> _WORK TO BE COMPLETED_: Show each line of the records below where the word "icon" occurs.

■ ■ ■ ■ ■

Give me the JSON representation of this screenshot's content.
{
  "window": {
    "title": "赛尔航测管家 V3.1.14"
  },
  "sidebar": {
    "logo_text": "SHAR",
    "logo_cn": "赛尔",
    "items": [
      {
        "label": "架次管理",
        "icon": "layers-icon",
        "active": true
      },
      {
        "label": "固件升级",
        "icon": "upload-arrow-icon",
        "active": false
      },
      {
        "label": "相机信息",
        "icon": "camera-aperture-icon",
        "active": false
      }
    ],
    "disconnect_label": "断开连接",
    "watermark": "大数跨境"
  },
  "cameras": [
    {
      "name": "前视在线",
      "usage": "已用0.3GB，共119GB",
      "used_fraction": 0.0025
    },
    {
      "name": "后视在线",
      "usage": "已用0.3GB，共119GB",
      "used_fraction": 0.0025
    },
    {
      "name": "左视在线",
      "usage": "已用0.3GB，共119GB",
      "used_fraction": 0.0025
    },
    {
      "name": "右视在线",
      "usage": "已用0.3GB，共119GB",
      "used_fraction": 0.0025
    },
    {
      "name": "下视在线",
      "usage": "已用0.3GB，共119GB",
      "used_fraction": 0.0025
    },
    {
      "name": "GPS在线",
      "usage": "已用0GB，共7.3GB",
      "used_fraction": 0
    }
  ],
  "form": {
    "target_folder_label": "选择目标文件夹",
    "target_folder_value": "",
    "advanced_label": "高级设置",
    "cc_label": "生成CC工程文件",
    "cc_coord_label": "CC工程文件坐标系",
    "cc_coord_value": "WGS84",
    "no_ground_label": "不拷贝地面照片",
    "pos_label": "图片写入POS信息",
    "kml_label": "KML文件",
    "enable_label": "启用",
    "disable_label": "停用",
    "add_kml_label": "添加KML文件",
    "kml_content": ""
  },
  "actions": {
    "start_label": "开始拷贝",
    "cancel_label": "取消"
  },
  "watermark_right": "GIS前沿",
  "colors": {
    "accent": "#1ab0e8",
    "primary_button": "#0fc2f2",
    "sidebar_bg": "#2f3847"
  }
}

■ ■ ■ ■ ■

> _SOLUTION TO THE PROBLEM_:
        "icon": "layers-icon",
        "icon": "upload-arrow-icon",
        "icon": "camera-aperture-icon",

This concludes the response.